═══ PROVIDED DATA
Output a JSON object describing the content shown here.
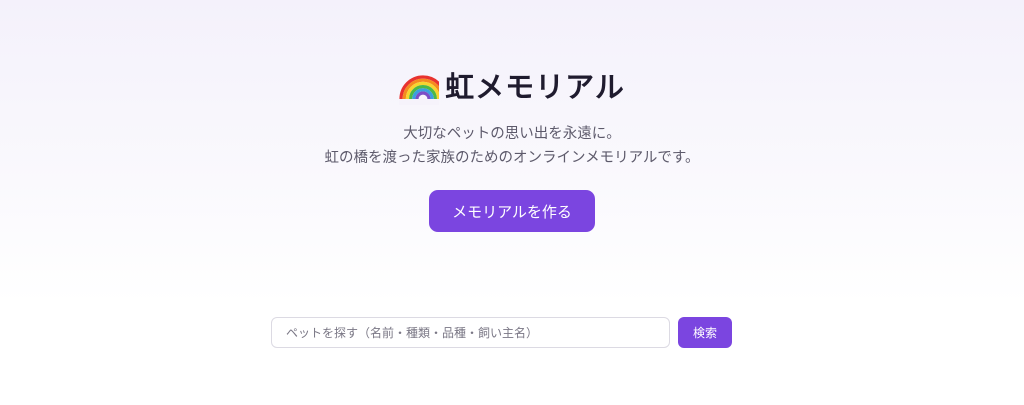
{
  "hero": {
    "icon": "rainbow-icon",
    "title": "虹メモリアル",
    "tagline_line1": "大切なペットの思い出を永遠に。",
    "tagline_line2": "虹の橋を渡った家族のためのオンラインメモリアルです。",
    "cta_label": "メモリアルを作る"
  },
  "search": {
    "placeholder": "ペットを探す（名前・種類・品種・飼い主名）",
    "value": "",
    "button_label": "検索"
  },
  "colors": {
    "accent": "#7b45e0",
    "title_text": "#1f1b2e",
    "body_text": "#5d5a6b"
  }
}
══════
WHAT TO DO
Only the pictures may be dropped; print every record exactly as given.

WRITTEN SOLUTION
Output a JSON object describing the content shown here.
{
  "hero": {
    "icon": "rainbow-icon",
    "title": "虹メモリアル",
    "tagline_line1": "大切なペットの思い出を永遠に。",
    "tagline_line2": "虹の橋を渡った家族のためのオンラインメモリアルです。",
    "cta_label": "メモリアルを作る"
  },
  "search": {
    "placeholder": "ペットを探す（名前・種類・品種・飼い主名）",
    "value": "",
    "button_label": "検索"
  },
  "colors": {
    "accent": "#7b45e0",
    "title_text": "#1f1b2e",
    "body_text": "#5d5a6b"
  }
}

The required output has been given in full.